▶ [TASK PROMPT]:
The reply should hold every record, copied exactly, and none of the pictures.

▶ [DATA FOR PROCESSING]:
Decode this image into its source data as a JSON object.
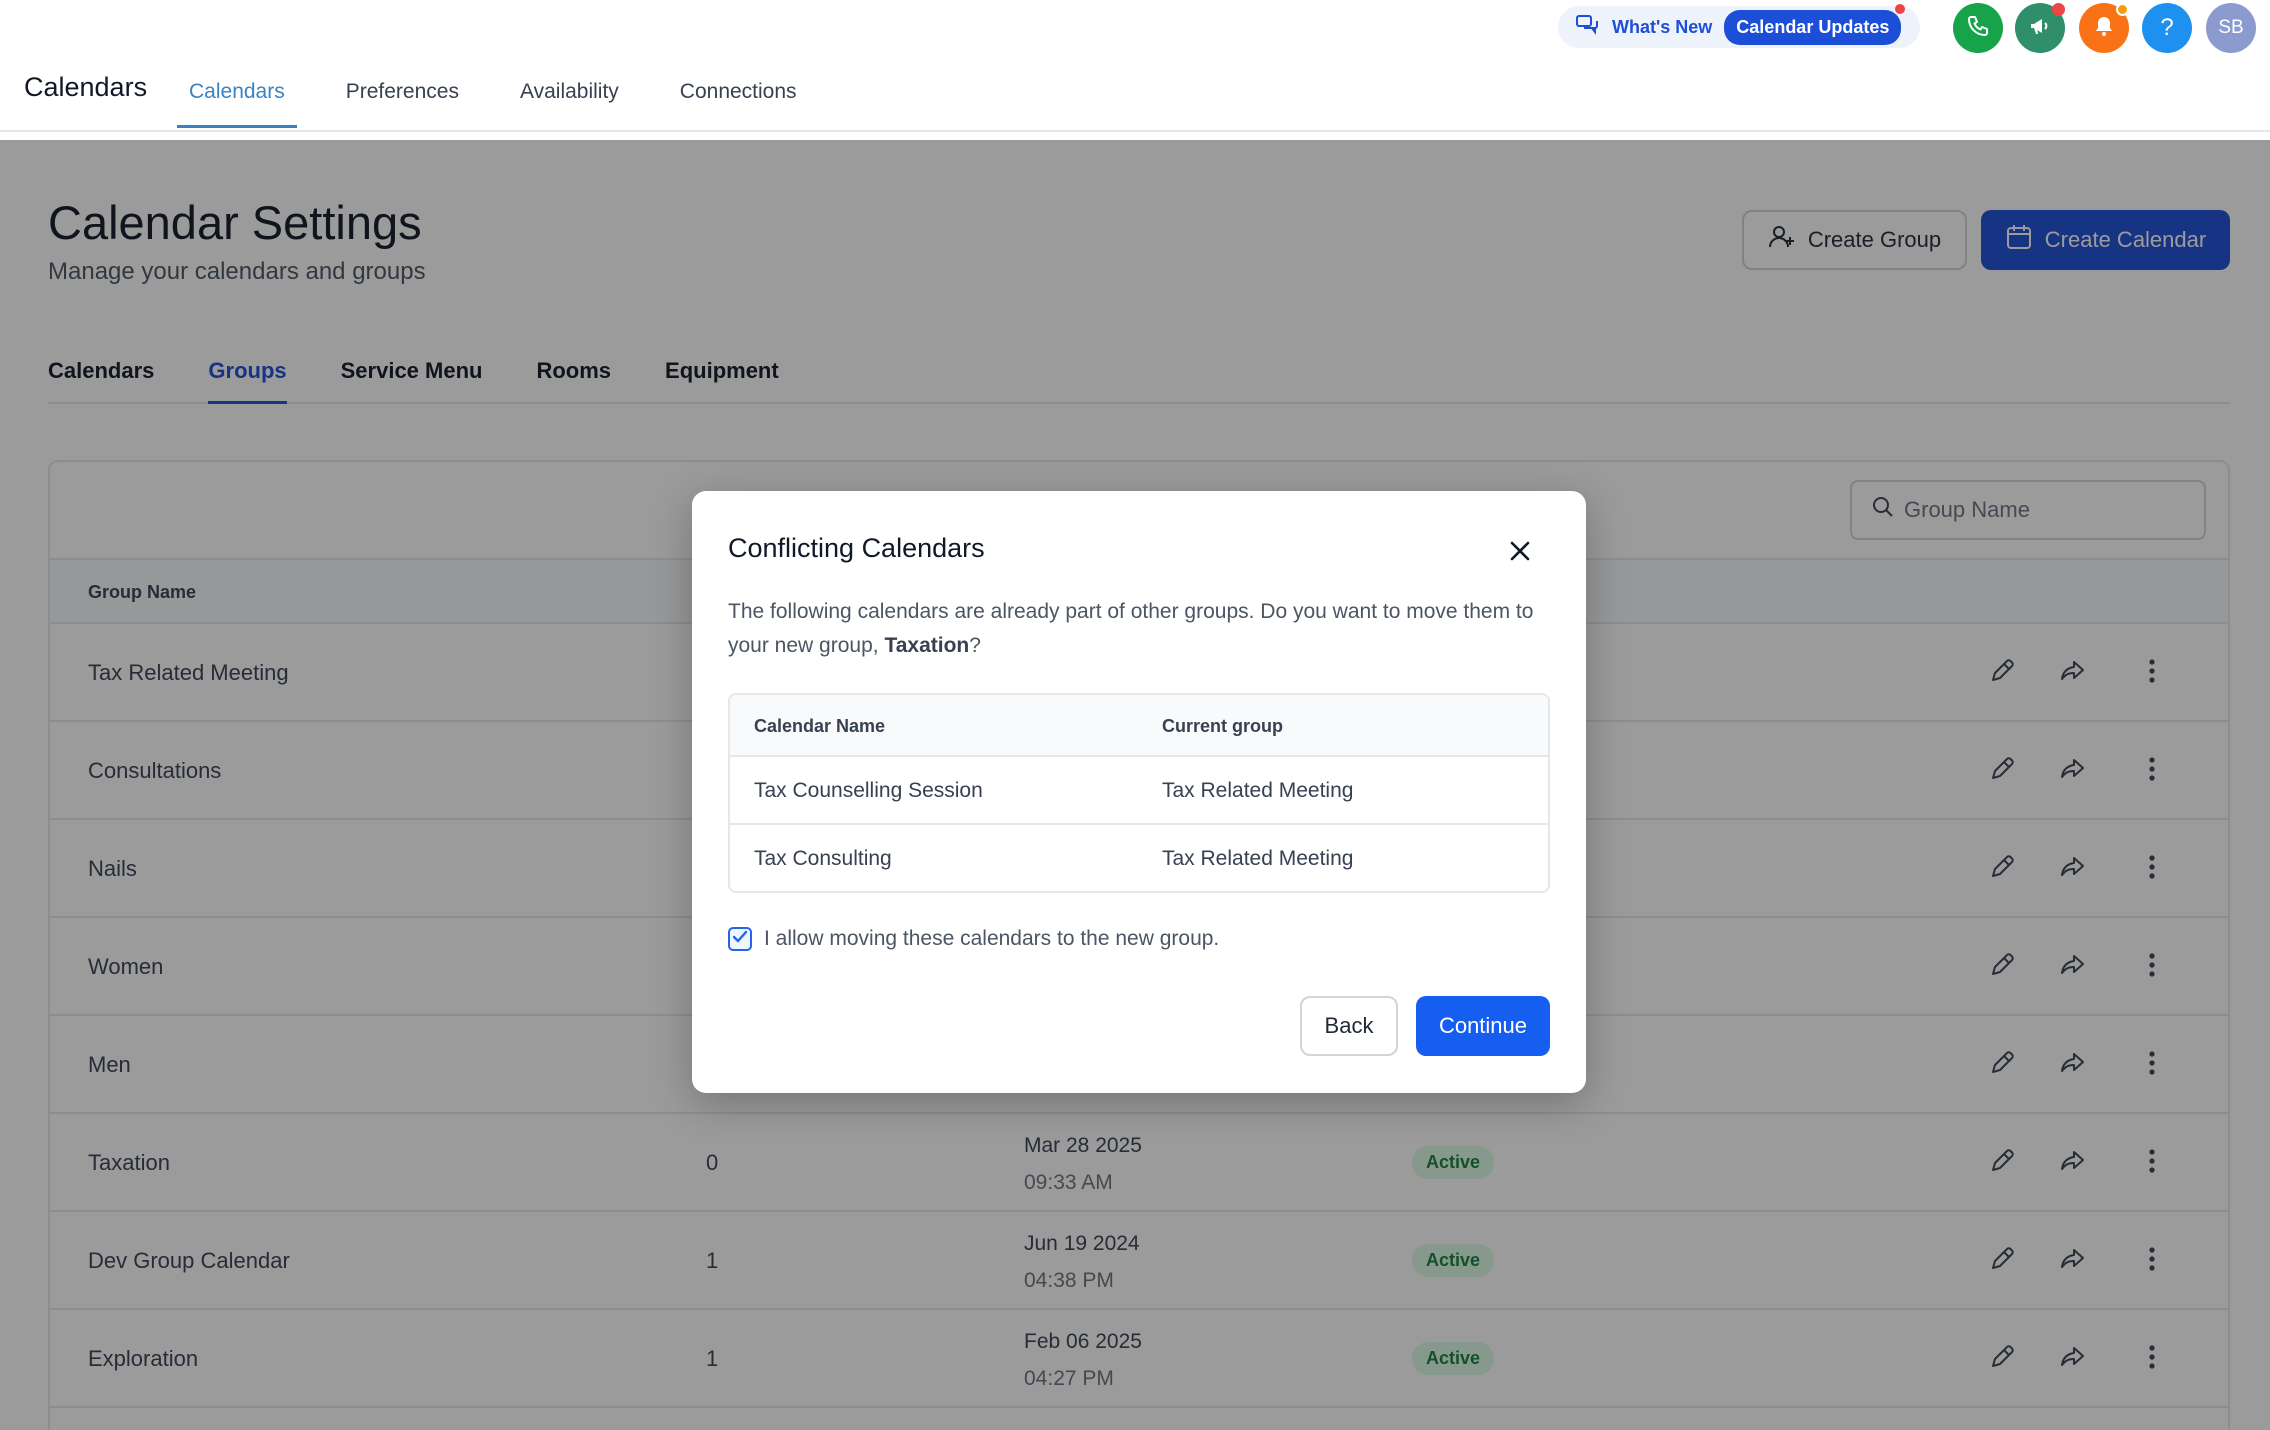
{
  "header": {
    "app_title": "Calendars",
    "nav": [
      {
        "label": "Calendars",
        "active": true
      },
      {
        "label": "Preferences",
        "active": false
      },
      {
        "label": "Availability",
        "active": false
      },
      {
        "label": "Connections",
        "active": false
      }
    ],
    "whats_new_label": "What's New",
    "calendar_updates_label": "Calendar Updates",
    "avatar_initials": "SB",
    "help_label": "?",
    "icons": [
      "chat-icon",
      "phone-icon",
      "megaphone-icon",
      "bell-icon",
      "help-icon"
    ],
    "colors": {
      "phone": "#16a34a",
      "megaphone": "#2f8f6a",
      "bell": "#f97316",
      "help": "#1e90f0",
      "badge_red": "#ef4444",
      "badge_orange": "#f59e0b"
    }
  },
  "page": {
    "title": "Calendar Settings",
    "subtitle": "Manage your calendars and groups",
    "create_group_label": "Create Group",
    "create_calendar_label": "Create Calendar",
    "tabs": [
      {
        "label": "Calendars",
        "active": false
      },
      {
        "label": "Groups",
        "active": true
      },
      {
        "label": "Service Menu",
        "active": false
      },
      {
        "label": "Rooms",
        "active": false
      },
      {
        "label": "Equipment",
        "active": false
      }
    ],
    "search_placeholder": "Group Name",
    "table": {
      "column_group_name": "Group Name",
      "rows": [
        {
          "name": "Tax Related Meeting",
          "count": "",
          "date": "",
          "time": "",
          "status": ""
        },
        {
          "name": "Consultations",
          "count": "",
          "date": "",
          "time": "",
          "status": ""
        },
        {
          "name": "Nails",
          "count": "",
          "date": "",
          "time": "",
          "status": ""
        },
        {
          "name": "Women",
          "count": "",
          "date": "",
          "time": "",
          "status": ""
        },
        {
          "name": "Men",
          "count": "",
          "date": "",
          "time": "",
          "status": ""
        },
        {
          "name": "Taxation",
          "count": "0",
          "date": "Mar 28 2025",
          "time": "09:33 AM",
          "status": "Active"
        },
        {
          "name": "Dev Group Calendar",
          "count": "1",
          "date": "Jun 19 2024",
          "time": "04:38 PM",
          "status": "Active"
        },
        {
          "name": "Exploration",
          "count": "1",
          "date": "Feb 06 2025",
          "time": "04:27 PM",
          "status": "Active"
        }
      ]
    }
  },
  "modal": {
    "title": "Conflicting Calendars",
    "desc_prefix": "The following calendars are already part of other groups. Do you want to move them to your new group, ",
    "group_name": "Taxation",
    "desc_suffix": "?",
    "col_calendar_name": "Calendar Name",
    "col_current_group": "Current group",
    "rows": [
      {
        "calendar": "Tax Counselling Session",
        "group": "Tax Related Meeting"
      },
      {
        "calendar": "Tax Consulting",
        "group": "Tax Related Meeting"
      }
    ],
    "checkbox_label": "I allow moving these calendars to the new group.",
    "checkbox_checked": true,
    "back_label": "Back",
    "continue_label": "Continue"
  }
}
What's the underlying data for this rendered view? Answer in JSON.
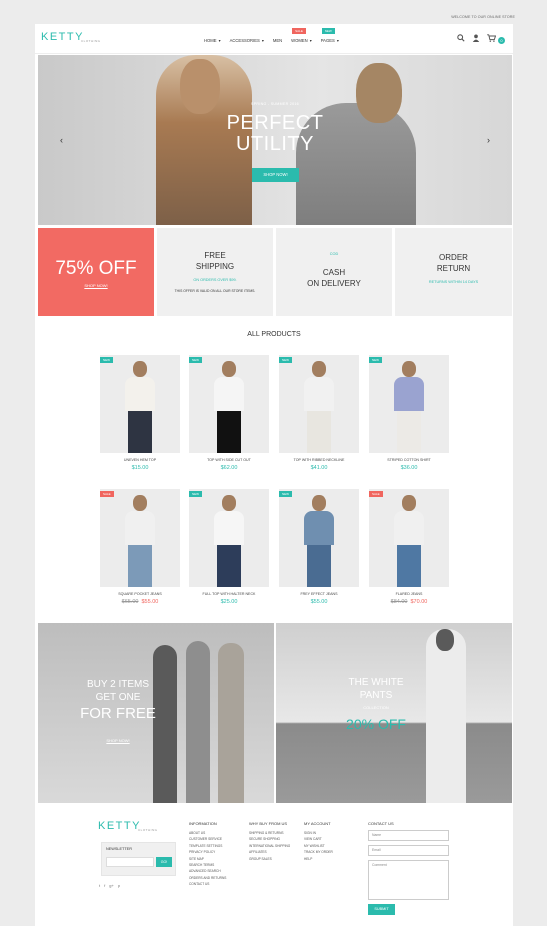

▶ [RESPONSE BOX]:
Decode this image into its source data as a JSON object.
{
  "header": {
    "app_title": "Calendars",
    "nav": [
      {
        "label": "Calendars",
        "active": true
      },
      {
        "label": "Preferences",
        "active": false
      },
      {
        "label": "Availability",
        "active": false
      },
      {
        "label": "Connections",
        "active": false
      }
    ],
    "whats_new_label": "What's New",
    "calendar_updates_label": "Calendar Updates",
    "avatar_initials": "SB",
    "help_label": "?",
    "icons": [
      "chat-icon",
      "phone-icon",
      "megaphone-icon",
      "bell-icon",
      "help-icon"
    ],
    "colors": {
      "phone": "#16a34a",
      "megaphone": "#2f8f6a",
      "bell": "#f97316",
      "help": "#1e90f0",
      "badge_red": "#ef4444",
      "badge_orange": "#f59e0b"
    }
  },
  "page": {
    "title": "Calendar Settings",
    "subtitle": "Manage your calendars and groups",
    "create_group_label": "Create Group",
    "create_calendar_label": "Create Calendar",
    "tabs": [
      {
        "label": "Calendars",
        "active": false
      },
      {
        "label": "Groups",
        "active": true
      },
      {
        "label": "Service Menu",
        "active": false
      },
      {
        "label": "Rooms",
        "active": false
      },
      {
        "label": "Equipment",
        "active": false
      }
    ],
    "search_placeholder": "Group Name",
    "table": {
      "column_group_name": "Group Name",
      "rows": [
        {
          "name": "Tax Related Meeting",
          "count": "",
          "date": "",
          "time": "",
          "status": ""
        },
        {
          "name": "Consultations",
          "count": "",
          "date": "",
          "time": "",
          "status": ""
        },
        {
          "name": "Nails",
          "count": "",
          "date": "",
          "time": "",
          "status": ""
        },
        {
          "name": "Women",
          "count": "",
          "date": "",
          "time": "",
          "status": ""
        },
        {
          "name": "Men",
          "count": "",
          "date": "",
          "time": "",
          "status": ""
        },
        {
          "name": "Taxation",
          "count": "0",
          "date": "Mar 28 2025",
          "time": "09:33 AM",
          "status": "Active"
        },
        {
          "name": "Dev Group Calendar",
          "count": "1",
          "date": "Jun 19 2024",
          "time": "04:38 PM",
          "status": "Active"
        },
        {
          "name": "Exploration",
          "count": "1",
          "date": "Feb 06 2025",
          "time": "04:27 PM",
          "status": "Active"
        }
      ]
    }
  },
  "modal": {
    "title": "Conflicting Calendars",
    "desc_prefix": "The following calendars are already part of other groups. Do you want to move them to your new group, ",
    "group_name": "Taxation",
    "desc_suffix": "?",
    "col_calendar_name": "Calendar Name",
    "col_current_group": "Current group",
    "rows": [
      {
        "calendar": "Tax Counselling Session",
        "group": "Tax Related Meeting"
      },
      {
        "calendar": "Tax Consulting",
        "group": "Tax Related Meeting"
      }
    ],
    "checkbox_label": "I allow moving these calendars to the new group.",
    "checkbox_checked": true,
    "back_label": "Back",
    "continue_label": "Continue"
  }
}
What's the underlying data for this rendered view? Answer in JSON.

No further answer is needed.